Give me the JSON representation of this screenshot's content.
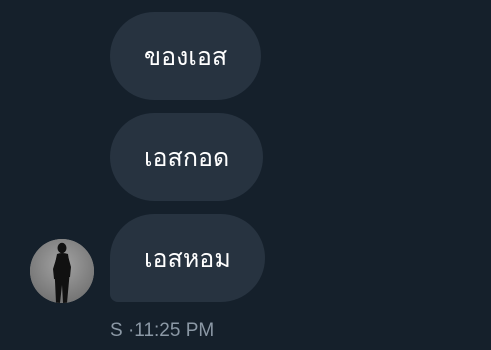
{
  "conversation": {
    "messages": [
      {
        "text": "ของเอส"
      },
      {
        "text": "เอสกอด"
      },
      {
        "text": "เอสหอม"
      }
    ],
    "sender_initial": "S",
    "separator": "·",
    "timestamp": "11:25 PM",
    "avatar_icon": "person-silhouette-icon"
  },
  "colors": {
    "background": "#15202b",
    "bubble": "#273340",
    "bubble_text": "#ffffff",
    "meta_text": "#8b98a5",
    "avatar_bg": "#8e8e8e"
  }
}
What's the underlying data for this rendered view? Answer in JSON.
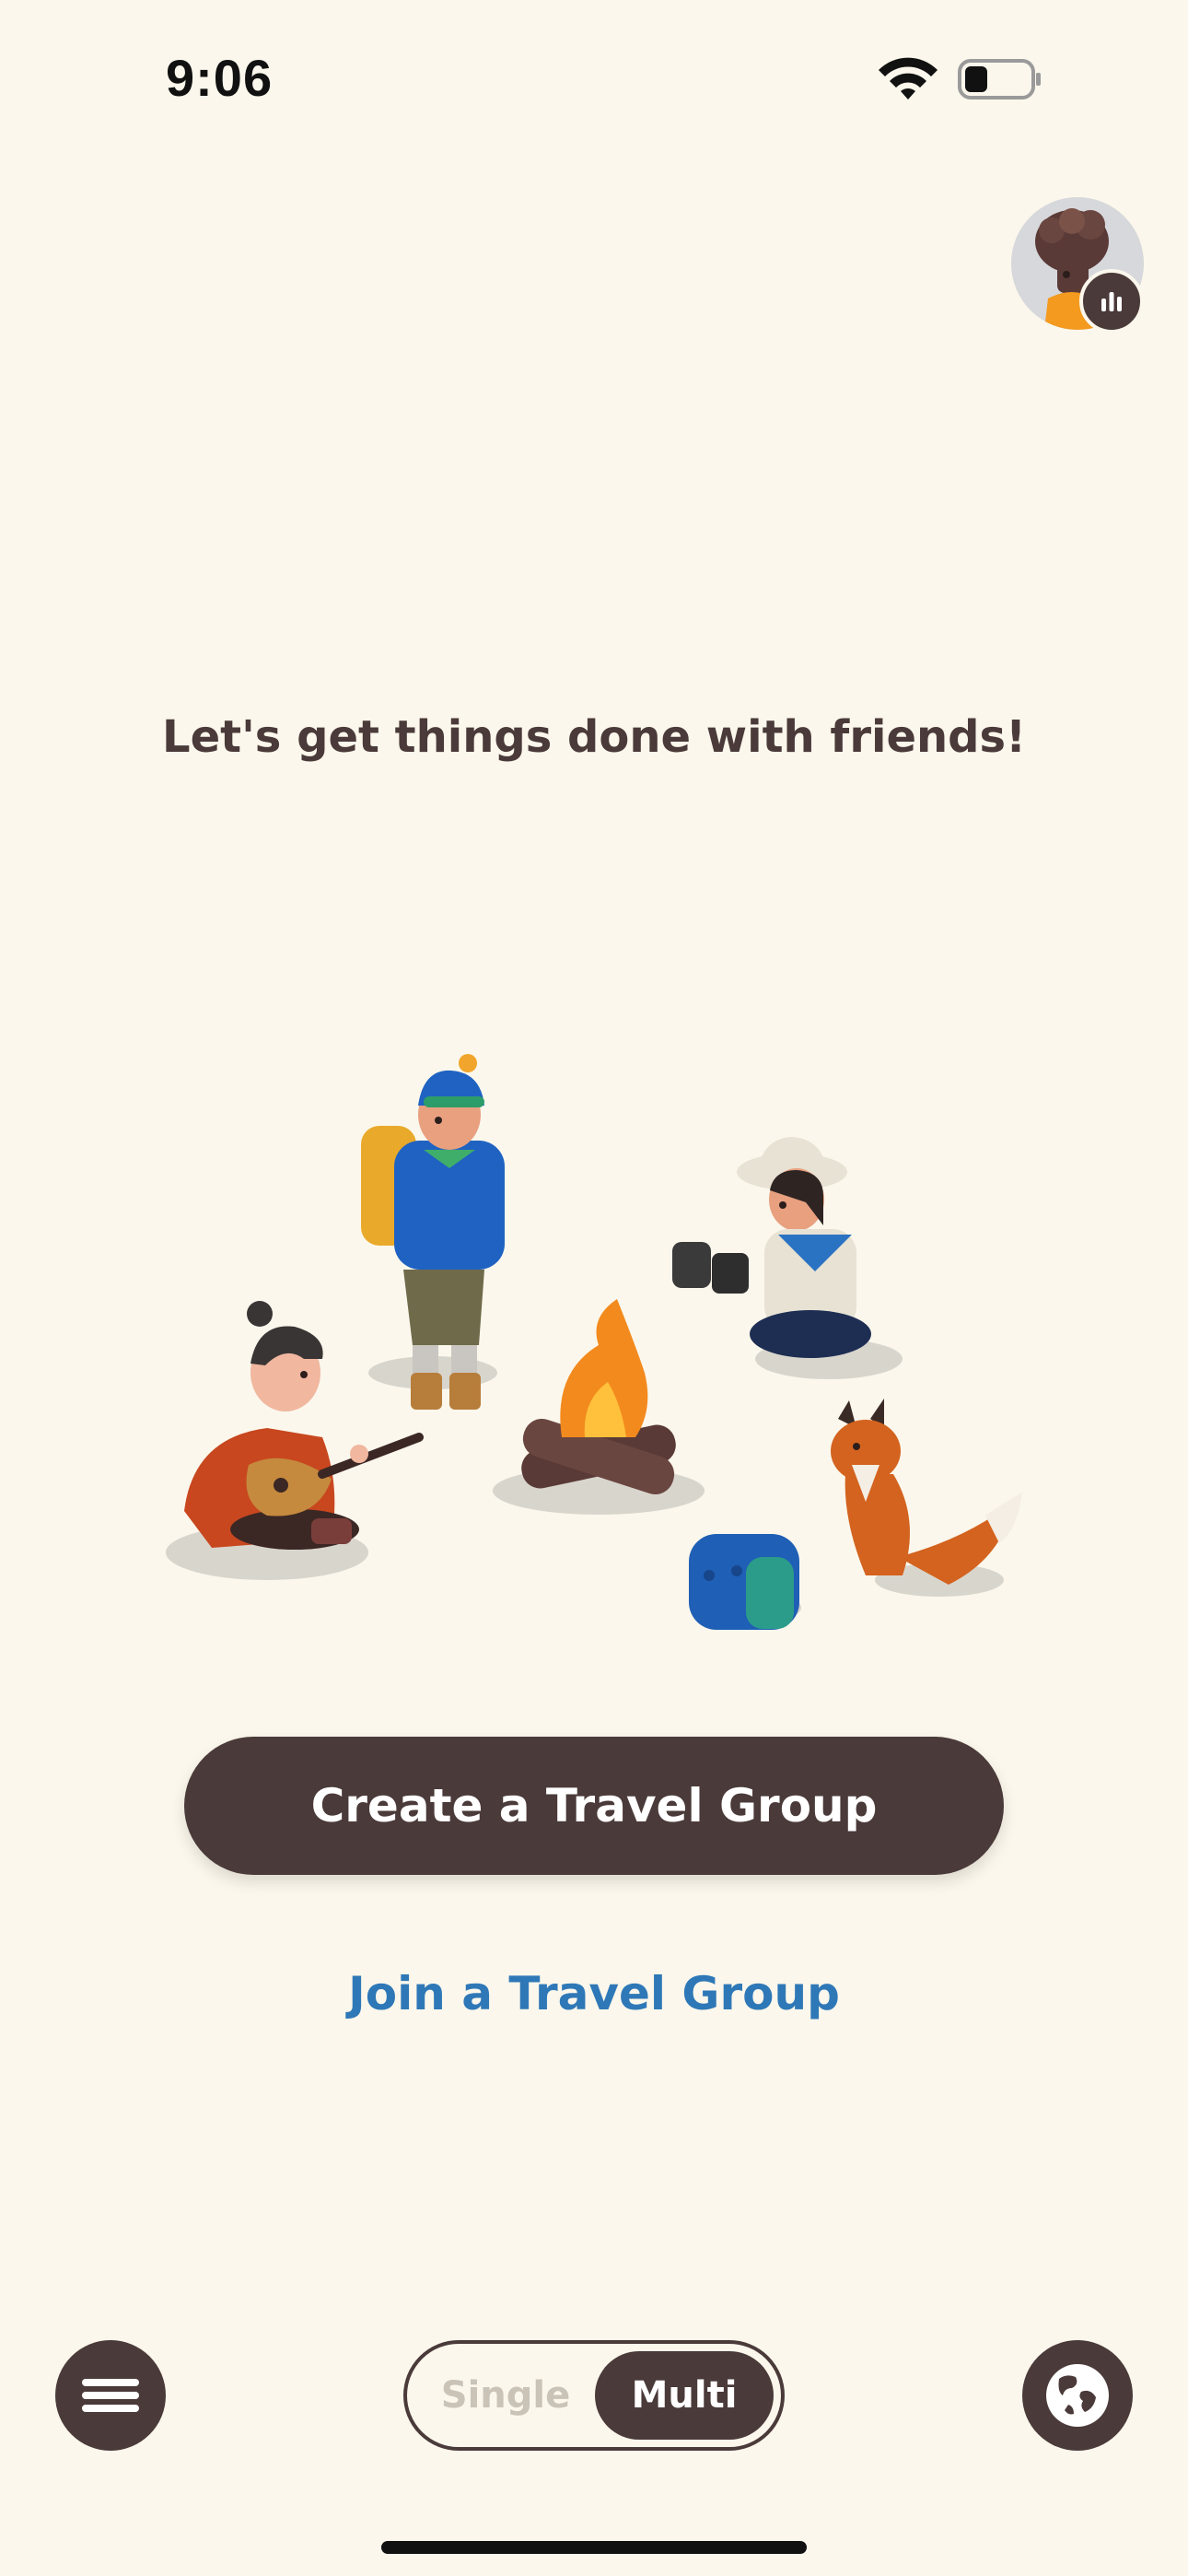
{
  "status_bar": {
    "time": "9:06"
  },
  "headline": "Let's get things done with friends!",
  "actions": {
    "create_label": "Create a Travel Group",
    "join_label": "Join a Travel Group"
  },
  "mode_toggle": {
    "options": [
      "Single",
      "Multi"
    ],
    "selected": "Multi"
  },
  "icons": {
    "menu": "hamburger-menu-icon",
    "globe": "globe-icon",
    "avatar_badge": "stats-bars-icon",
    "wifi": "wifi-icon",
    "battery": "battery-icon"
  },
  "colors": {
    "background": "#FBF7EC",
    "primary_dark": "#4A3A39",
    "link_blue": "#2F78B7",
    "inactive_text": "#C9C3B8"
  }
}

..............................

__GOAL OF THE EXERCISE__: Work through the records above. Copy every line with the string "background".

__SOLUTION TO THE PROBLEM__:
    "background": "#15202b",
    "background": "#FBF7EC",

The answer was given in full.